_Work task_:
Take the listing and print it in full, exactly as given.

_Source information_:
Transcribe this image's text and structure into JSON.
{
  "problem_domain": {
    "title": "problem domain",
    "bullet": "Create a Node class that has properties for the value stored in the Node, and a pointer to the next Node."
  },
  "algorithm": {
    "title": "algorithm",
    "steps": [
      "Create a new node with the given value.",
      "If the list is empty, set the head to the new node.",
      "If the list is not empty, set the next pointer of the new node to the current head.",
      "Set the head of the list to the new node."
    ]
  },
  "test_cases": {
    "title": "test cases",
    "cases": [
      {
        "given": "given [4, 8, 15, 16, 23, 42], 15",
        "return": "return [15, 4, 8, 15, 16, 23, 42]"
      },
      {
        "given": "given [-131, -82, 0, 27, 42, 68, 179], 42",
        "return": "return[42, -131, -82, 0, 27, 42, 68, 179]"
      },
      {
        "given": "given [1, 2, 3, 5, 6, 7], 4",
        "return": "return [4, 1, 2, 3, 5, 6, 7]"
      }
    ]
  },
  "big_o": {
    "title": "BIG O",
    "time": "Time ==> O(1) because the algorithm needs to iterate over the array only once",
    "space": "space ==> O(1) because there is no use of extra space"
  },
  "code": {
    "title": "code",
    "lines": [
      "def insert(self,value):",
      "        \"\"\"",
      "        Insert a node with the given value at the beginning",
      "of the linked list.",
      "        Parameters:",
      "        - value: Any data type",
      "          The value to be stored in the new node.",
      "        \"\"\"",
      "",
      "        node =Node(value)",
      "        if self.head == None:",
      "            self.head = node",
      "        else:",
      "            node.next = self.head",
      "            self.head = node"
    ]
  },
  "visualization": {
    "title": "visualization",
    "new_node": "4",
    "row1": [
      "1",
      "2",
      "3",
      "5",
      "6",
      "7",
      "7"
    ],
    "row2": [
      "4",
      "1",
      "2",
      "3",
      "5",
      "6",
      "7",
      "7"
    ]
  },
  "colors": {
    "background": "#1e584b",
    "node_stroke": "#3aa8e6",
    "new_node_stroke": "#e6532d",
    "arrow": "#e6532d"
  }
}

_Response to the task_:
Transcribe this image's text and structure into JSON.
{
  "problem_domain": {
    "title": "problem domain",
    "bullet": "Create a Node class that has properties for the value stored in the Node, and a pointer to the next Node."
  },
  "algorithm": {
    "title": "algorithm",
    "steps": [
      "Create a new node with the given value.",
      "If the list is empty, set the head to the new node.",
      "If the list is not empty, set the next pointer of the new node to the current head.",
      "Set the head of the list to the new node."
    ]
  },
  "test_cases": {
    "title": "test cases",
    "cases": [
      {
        "given": "given [4, 8, 15, 16, 23, 42], 15",
        "return": "return [15, 4, 8, 15, 16, 23, 42]"
      },
      {
        "given": "given [-131, -82, 0, 27, 42, 68, 179], 42",
        "return": "return[42, -131, -82, 0, 27, 42, 68, 179]"
      },
      {
        "given": "given [1, 2, 3, 5, 6, 7], 4",
        "return": "return [4, 1, 2, 3, 5, 6, 7]"
      }
    ]
  },
  "big_o": {
    "title": "BIG O",
    "time": "Time ==> O(1) because the algorithm needs to iterate over the array only once",
    "space": "space ==> O(1) because there is no use of extra space"
  },
  "code": {
    "title": "code",
    "lines": [
      "def insert(self,value):",
      "        \"\"\"",
      "        Insert a node with the given value at the beginning",
      "of the linked list.",
      "        Parameters:",
      "        - value: Any data type",
      "          The value to be stored in the new node.",
      "        \"\"\"",
      "",
      "        node =Node(value)",
      "        if self.head == None:",
      "            self.head = node",
      "        else:",
      "            node.next = self.head",
      "            self.head = node"
    ]
  },
  "visualization": {
    "title": "visualization",
    "new_node": "4",
    "row1": [
      "1",
      "2",
      "3",
      "5",
      "6",
      "7",
      "7"
    ],
    "row2": [
      "4",
      "1",
      "2",
      "3",
      "5",
      "6",
      "7",
      "7"
    ]
  },
  "colors": {
    "background": "#1e584b",
    "node_stroke": "#3aa8e6",
    "new_node_stroke": "#e6532d",
    "arrow": "#e6532d"
  }
}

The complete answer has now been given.